Published on
October 25, 2018

Urban bodies of water are elements in urban design for water storage, water transport, beautification, etc. However, they can also play a role in preventing issues with overheating in cities, as indicated in the research project REALCOOL. This project offers easy to implement, virtual design prototypes for use by urban planners and landscape architects.

It was often assumed that small urban bodies of water, such as ponds or canals, have a cooling effect. However, the REALCOOL project (“Really cooling water bodies in cities”) concludes that the actual cooling effect of small urban bodies of water on the air temperature is quite small. The project also shows that urban design measures (such as shade cast onto the water by trees) have little effect on the water temperature. But other actions can be taken in relation to the bodies of water in order to cool the surrounding area.

The potential for creating cooler urban water bodies by implementing specific design strategies has been determined, such as:

1.   increasing shadows cast by trees to generate shade for people;

2.   allowing air to flow as freely as possible;

3.   introduction of water fountains and misters.

The combination of these measures will lead to a local drop in temperature of between 1 and 10 degrees in physiological equivalent temperature (PET) at the hottest time of day. Additionally, the proximity of water has a psychological effect: it causes people to feel cool.

REALCOOL has created prototypes that depict how these measures can be spatially combined with urban bodies of water. The prototypes are 3D animations of urban design and its bio-meteorological effects. Designers can find guidelines in the prototypes regarding the types of interventions, dimensions, tree profiles, the relationships between interventions, and the bio-meteorological effects. These are not inflexible, prescriptive tools, but conceptual frameworks that support the design process. The prototypes work as “half-finished products” and it is up to the designers to creatively convert them into final designs.

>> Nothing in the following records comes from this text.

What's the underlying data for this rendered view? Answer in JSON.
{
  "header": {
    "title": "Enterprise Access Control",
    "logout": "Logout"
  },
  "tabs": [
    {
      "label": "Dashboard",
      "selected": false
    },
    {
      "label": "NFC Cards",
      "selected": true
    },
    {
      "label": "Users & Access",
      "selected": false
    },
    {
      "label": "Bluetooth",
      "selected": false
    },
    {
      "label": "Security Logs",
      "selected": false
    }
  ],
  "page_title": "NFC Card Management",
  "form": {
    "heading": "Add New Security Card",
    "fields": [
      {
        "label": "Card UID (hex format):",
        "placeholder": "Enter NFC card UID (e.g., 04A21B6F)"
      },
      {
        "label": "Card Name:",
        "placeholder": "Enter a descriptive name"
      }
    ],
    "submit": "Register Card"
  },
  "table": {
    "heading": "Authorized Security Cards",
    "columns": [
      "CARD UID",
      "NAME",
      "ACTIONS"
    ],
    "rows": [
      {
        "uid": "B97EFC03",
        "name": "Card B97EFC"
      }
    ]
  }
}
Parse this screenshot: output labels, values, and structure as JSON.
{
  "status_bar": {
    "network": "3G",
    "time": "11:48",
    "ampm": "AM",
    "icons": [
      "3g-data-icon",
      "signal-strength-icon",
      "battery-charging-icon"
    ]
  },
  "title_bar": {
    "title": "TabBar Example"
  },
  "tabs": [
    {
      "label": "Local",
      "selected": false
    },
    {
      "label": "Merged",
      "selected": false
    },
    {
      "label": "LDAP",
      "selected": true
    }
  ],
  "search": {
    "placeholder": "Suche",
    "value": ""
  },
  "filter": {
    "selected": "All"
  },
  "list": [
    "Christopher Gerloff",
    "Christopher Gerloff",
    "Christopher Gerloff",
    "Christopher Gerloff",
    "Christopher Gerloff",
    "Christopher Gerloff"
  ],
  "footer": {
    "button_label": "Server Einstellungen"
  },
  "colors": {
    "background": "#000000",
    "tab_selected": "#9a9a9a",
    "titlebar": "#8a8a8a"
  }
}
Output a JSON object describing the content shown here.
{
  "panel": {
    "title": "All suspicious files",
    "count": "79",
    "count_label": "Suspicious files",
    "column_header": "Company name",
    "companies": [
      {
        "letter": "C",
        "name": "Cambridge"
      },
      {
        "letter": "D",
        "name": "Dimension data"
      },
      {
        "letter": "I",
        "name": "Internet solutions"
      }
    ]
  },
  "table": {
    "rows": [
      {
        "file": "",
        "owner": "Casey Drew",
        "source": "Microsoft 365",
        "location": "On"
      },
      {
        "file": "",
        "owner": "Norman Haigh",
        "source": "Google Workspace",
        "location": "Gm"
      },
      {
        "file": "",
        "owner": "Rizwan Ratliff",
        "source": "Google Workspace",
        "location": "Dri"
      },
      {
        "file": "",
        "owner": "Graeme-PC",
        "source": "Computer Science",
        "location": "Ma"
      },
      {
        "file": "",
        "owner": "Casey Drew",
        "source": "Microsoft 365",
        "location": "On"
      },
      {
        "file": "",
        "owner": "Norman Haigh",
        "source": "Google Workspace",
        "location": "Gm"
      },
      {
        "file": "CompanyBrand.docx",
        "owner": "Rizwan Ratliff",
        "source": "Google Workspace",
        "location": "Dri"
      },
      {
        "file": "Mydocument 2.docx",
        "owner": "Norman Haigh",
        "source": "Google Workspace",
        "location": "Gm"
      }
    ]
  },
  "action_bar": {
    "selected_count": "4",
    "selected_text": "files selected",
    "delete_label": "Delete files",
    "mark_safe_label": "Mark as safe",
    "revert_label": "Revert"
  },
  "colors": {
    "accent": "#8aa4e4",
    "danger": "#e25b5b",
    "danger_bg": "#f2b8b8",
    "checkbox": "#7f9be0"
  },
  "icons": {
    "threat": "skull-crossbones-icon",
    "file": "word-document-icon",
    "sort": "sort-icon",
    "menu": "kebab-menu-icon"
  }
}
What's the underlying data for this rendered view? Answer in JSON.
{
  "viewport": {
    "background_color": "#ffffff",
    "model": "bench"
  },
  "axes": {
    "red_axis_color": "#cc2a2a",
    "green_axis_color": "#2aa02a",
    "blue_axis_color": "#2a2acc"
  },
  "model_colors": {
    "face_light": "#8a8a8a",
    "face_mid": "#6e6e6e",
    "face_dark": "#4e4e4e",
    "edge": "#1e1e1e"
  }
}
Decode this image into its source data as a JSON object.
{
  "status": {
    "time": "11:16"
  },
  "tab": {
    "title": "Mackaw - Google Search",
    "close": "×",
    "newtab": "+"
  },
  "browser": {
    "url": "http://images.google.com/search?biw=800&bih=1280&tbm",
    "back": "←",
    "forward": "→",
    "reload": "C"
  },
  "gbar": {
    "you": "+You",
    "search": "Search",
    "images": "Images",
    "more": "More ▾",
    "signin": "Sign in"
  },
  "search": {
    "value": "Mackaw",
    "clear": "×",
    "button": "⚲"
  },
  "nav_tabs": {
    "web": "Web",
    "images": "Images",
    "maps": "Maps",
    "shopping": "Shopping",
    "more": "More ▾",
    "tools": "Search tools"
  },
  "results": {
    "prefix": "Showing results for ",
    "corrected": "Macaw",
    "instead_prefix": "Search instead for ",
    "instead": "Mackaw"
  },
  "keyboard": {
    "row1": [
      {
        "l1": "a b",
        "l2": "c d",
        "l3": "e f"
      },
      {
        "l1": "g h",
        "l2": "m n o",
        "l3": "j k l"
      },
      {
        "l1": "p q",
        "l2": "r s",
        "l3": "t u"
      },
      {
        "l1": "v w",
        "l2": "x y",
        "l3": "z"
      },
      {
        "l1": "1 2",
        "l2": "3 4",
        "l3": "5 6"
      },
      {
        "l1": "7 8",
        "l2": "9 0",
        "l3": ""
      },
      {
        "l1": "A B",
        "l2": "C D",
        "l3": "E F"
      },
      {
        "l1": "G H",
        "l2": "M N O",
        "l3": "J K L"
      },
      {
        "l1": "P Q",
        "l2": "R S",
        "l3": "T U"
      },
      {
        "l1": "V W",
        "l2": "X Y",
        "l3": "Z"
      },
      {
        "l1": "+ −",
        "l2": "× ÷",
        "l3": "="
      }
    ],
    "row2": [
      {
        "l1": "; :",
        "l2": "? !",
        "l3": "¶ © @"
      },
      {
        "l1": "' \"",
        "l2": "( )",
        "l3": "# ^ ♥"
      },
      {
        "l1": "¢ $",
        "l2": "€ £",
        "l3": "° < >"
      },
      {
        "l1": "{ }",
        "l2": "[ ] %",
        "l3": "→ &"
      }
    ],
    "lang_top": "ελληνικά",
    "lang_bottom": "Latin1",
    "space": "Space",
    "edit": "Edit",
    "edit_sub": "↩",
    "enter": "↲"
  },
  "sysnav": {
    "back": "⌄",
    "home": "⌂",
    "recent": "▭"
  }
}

REALCOOL brought together a team of experts in the areas of bio-climatological urban design, urban meteorology, water-atmosphere interactions, and 3D-visualisations from Wageningen University and the Amsterdam University of Applied Sciences. The design experiments were assessed for their cooling effects by experts and micro-meteorological simulations. Professionals from urban design offices, from municipal design departments and the RIVM assessed parameters that are often used in urban design, such as aesthetical appeal, functionality, costs, maintenance requirements, and health effects, and designed solutions in collaboration with the REALCOOL team.

The prototypes can be found at this website: